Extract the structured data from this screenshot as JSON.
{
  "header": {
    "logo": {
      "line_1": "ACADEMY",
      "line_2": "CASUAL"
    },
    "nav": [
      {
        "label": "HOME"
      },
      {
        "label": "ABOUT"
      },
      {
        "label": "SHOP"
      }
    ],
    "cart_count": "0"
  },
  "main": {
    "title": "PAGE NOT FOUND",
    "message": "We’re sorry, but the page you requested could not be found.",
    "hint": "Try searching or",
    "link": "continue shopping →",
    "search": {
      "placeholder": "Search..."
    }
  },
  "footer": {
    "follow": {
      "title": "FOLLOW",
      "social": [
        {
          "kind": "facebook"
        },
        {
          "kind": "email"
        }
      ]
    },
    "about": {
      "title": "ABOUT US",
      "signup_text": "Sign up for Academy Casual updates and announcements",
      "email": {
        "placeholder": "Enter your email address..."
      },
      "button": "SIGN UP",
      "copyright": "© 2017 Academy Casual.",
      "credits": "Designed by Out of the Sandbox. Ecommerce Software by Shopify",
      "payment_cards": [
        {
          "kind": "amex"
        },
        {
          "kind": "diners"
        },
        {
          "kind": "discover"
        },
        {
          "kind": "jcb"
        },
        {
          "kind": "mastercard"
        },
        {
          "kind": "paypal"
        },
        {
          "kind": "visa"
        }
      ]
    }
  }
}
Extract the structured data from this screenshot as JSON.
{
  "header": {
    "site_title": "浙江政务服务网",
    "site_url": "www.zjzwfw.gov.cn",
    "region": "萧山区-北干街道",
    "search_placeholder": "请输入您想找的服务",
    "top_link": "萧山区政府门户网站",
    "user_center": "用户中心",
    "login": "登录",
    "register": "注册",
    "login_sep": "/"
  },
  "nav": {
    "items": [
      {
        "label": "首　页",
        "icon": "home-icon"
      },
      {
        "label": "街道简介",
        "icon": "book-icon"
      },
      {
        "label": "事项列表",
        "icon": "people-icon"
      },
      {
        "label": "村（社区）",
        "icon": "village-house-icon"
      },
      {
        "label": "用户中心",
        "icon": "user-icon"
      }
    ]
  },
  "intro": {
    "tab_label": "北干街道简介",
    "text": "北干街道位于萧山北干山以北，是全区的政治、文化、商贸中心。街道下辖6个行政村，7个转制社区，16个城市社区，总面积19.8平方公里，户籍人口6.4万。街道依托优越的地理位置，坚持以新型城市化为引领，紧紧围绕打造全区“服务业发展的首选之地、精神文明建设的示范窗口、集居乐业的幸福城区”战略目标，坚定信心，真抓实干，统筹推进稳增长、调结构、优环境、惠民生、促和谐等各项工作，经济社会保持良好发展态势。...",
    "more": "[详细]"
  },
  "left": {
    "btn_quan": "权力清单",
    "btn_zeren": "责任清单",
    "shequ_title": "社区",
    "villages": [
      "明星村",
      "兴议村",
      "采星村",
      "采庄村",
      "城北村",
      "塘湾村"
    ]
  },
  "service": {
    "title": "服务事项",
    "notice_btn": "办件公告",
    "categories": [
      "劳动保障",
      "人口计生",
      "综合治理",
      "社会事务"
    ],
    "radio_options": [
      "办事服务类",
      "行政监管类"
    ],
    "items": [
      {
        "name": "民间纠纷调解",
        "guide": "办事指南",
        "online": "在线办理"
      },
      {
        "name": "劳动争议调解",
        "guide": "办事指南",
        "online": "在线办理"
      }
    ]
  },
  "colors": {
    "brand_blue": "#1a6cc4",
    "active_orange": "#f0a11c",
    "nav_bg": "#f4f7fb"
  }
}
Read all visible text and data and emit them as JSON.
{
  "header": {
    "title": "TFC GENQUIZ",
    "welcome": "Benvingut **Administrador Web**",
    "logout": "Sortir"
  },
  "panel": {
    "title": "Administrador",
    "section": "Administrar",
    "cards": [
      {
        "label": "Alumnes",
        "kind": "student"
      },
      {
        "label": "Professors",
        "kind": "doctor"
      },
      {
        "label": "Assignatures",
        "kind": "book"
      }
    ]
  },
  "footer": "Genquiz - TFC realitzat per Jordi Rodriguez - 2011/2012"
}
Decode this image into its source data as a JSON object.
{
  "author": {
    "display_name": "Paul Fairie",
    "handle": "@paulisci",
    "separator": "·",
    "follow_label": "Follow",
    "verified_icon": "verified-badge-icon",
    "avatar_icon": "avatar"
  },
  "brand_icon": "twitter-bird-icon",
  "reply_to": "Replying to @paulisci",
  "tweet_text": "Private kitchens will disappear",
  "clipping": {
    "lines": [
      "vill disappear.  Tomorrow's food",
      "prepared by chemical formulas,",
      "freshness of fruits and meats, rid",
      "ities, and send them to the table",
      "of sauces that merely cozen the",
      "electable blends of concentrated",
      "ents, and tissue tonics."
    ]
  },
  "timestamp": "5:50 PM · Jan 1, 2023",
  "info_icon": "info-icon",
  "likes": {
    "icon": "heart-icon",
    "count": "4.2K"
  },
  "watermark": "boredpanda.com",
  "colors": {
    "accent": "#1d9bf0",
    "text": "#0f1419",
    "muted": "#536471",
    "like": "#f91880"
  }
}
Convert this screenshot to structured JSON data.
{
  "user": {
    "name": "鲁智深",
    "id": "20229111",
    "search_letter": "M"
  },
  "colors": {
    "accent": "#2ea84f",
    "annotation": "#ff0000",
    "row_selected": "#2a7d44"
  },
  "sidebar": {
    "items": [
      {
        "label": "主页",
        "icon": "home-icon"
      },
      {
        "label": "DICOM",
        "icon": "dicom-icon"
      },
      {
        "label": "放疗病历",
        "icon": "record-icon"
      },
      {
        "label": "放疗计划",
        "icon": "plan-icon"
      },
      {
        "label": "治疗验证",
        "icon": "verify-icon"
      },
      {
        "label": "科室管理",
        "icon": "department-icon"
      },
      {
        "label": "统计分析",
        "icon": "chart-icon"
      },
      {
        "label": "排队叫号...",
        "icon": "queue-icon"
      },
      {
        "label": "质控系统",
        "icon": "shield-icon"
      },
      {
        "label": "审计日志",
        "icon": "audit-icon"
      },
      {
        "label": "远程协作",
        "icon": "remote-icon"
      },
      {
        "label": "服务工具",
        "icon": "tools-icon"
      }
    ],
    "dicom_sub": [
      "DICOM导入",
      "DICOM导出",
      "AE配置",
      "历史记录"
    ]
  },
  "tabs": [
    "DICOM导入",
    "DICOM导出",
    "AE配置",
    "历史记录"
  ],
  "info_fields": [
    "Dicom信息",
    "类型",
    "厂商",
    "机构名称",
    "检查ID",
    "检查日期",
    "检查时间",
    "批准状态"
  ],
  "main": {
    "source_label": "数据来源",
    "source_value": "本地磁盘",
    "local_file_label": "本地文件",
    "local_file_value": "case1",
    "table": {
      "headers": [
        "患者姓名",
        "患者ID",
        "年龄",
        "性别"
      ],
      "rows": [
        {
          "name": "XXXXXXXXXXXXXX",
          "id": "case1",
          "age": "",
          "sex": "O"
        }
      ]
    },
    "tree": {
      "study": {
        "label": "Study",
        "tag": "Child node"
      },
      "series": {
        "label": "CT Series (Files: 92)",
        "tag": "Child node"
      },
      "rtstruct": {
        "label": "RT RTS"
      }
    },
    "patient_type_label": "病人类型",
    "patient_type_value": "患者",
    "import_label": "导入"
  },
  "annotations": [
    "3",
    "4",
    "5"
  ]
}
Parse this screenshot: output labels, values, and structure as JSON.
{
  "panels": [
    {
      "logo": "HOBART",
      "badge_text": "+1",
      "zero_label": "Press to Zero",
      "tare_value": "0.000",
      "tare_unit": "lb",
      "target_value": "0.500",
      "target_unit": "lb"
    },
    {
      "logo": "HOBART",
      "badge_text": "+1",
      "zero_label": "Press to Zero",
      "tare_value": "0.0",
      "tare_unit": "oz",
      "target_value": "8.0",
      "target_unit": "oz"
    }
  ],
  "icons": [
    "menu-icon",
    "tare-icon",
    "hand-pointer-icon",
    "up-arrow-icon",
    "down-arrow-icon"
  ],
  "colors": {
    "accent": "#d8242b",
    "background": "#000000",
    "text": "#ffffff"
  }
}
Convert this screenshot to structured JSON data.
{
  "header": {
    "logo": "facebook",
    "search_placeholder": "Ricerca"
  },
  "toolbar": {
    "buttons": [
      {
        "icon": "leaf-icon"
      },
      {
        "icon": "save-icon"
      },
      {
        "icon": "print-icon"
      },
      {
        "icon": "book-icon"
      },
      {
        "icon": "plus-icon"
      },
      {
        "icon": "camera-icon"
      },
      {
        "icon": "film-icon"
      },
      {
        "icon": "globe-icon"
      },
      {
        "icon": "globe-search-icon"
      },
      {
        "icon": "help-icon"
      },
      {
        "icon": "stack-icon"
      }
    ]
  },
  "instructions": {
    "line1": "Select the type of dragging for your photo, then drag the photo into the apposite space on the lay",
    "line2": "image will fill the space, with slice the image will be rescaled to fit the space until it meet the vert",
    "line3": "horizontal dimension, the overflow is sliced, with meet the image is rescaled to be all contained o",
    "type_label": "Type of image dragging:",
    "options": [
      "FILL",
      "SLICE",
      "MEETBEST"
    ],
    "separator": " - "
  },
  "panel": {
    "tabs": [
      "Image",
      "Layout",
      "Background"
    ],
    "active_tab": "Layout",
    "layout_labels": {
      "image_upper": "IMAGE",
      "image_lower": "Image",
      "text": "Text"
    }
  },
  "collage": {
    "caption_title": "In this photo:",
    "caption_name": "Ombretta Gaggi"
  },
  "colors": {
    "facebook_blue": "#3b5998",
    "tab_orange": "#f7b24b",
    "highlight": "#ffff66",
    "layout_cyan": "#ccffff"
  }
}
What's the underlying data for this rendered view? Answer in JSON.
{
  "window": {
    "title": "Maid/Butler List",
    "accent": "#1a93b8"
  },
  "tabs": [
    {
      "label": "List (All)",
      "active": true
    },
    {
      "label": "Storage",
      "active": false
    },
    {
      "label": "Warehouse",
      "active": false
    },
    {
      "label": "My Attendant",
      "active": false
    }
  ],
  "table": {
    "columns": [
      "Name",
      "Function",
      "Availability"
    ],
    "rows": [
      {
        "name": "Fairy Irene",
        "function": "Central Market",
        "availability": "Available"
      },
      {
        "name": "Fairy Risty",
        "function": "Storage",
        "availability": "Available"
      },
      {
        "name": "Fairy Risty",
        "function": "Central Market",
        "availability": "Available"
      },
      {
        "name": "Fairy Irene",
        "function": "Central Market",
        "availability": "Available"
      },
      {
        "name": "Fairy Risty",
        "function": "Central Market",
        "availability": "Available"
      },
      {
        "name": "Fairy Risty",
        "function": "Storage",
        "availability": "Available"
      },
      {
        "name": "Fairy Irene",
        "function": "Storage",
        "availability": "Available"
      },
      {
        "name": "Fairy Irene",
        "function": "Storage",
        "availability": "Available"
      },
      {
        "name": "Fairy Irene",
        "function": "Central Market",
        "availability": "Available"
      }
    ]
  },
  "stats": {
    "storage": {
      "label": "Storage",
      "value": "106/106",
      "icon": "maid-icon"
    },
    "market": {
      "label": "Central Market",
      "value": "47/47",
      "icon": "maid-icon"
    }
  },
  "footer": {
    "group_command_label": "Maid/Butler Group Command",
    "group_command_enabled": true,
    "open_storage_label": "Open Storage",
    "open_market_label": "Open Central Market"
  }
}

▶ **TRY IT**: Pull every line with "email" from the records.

▶ **REPLY**:
          "kind": "email"
      "email": {
        "placeholder": "Enter your email address..."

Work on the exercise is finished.